  1. Assembler: That gets you to think about how our machines actually work. Or pretty close anyway. Which is useful in understanding what is going on with stacks and heaps in other languages.

  2. Scheme: Where everything is a list, code is data and data is code. How sneaky is that?!

  3. Haskel: Because Functional programming is a big thing and the ideas from FP are useful in other languages, like Rust.

  4. Javascript: Because despite how people like to point and laugh at it JS is a very sophisticated language that has always had features that other are only now adopting. The event driven model of JS is a useful idea, and carries over to 'async' programming in Rust and other languages.

  5. Rust: Because, well I guess we all know why here.

  6. Prolog: No idea. Apparently logic programming is a thing although I have never seen a practical use for it. Perhaps I should look again.

  7. Java: No idea. Apparently extreme Object Oriented programming/everything is an object is a thing.

I'm sure others would make different selections: Swap F# for Haskel, or swap Racket for Scheme, or add Forth for fun!

1 Like

@ZiCog Really no mentioning of logic programming in e. g. Prolog?

Ah, sorry, slipped my mind. I have added it to the list.

It did not come to mind because I have never quite understood it or see where it might be practically useful.

I guess I should also include Java or C# as extreme examples of OOP. I am loath to do so. Perhaps Smalltalk?

Nah, people have tried to implement Prolog in Rust but AFAIK nobody ever tried to implement Java in Rust, so obviously Java is not important enough to occur in your enumeration.
A fun language to look into is Scratch from MIT. I like especially the syntax rule: If the blocks fit together, you have made no syntax error. If they don't fit, you cannot put them together and are thus prevented from making any syntax error ever. Also it is the only language I personally know that is not Just-English. Just the click of a button and you can choose which human language is reflected by Scratch. Thus is embraces children from many language backgrounds, as long as they can read and type.
It is object-centered but does not know inheritance. With it's slightly more verbose brother AppInventor one can easily create Android Apps that are of real world use within a weekend (without learning any syntax except from what you know from puzzles). With its slightly less verbose brother ScratchJr., programming is accessible for children that can not yet read. Rust does not even plan to have that feature in the 2023 edition.

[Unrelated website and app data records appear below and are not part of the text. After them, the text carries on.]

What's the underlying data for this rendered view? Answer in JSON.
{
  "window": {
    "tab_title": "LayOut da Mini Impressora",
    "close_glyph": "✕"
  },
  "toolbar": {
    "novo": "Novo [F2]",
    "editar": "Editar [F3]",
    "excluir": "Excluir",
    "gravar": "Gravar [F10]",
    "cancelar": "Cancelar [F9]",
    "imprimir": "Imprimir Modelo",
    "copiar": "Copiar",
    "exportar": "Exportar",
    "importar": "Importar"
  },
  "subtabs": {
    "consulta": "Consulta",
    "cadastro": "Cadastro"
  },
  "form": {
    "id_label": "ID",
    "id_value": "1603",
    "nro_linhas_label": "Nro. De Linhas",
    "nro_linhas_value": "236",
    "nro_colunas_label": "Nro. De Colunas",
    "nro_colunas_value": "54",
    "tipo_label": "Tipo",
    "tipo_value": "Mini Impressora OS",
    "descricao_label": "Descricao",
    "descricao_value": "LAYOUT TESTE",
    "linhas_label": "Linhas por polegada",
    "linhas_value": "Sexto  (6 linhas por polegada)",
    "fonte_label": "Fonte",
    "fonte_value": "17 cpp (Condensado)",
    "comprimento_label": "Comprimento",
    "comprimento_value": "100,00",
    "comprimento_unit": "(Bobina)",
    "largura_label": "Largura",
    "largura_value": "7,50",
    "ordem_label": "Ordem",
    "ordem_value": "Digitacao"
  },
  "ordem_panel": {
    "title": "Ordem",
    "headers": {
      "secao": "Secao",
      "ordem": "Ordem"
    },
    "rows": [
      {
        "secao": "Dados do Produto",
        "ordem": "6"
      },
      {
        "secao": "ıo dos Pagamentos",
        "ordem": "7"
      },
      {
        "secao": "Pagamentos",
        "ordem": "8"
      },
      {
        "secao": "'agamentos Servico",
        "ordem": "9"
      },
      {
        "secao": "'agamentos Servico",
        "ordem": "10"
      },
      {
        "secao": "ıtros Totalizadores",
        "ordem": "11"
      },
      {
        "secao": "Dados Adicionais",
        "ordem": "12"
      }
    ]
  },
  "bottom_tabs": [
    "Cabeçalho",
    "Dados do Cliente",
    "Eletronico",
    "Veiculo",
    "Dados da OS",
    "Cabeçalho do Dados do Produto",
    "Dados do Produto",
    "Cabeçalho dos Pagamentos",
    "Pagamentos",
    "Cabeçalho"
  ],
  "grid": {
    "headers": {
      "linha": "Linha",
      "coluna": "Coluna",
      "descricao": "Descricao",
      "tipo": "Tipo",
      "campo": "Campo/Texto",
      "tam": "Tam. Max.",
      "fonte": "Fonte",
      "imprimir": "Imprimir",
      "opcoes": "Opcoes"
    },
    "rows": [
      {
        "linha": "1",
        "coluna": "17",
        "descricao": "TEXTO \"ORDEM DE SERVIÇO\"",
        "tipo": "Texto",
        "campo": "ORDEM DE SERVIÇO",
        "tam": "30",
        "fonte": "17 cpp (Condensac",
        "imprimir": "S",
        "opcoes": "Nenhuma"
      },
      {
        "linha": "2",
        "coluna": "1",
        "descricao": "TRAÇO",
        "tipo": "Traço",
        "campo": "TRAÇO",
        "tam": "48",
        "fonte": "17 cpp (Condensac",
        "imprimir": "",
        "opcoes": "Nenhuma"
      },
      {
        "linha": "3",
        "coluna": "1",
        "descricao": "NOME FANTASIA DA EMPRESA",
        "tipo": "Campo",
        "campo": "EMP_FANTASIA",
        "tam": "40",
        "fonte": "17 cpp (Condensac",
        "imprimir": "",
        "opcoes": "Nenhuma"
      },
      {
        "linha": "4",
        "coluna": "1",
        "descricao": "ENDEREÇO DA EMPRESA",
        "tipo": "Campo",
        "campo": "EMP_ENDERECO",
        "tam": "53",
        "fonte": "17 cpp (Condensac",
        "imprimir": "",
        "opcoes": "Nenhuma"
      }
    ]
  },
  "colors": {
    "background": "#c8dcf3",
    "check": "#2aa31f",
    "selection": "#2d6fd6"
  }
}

Rust is multi-paradigm.

Typically in multi-paradigm langs, you're better of learning how to blend styles together than using any one religiously in isolation.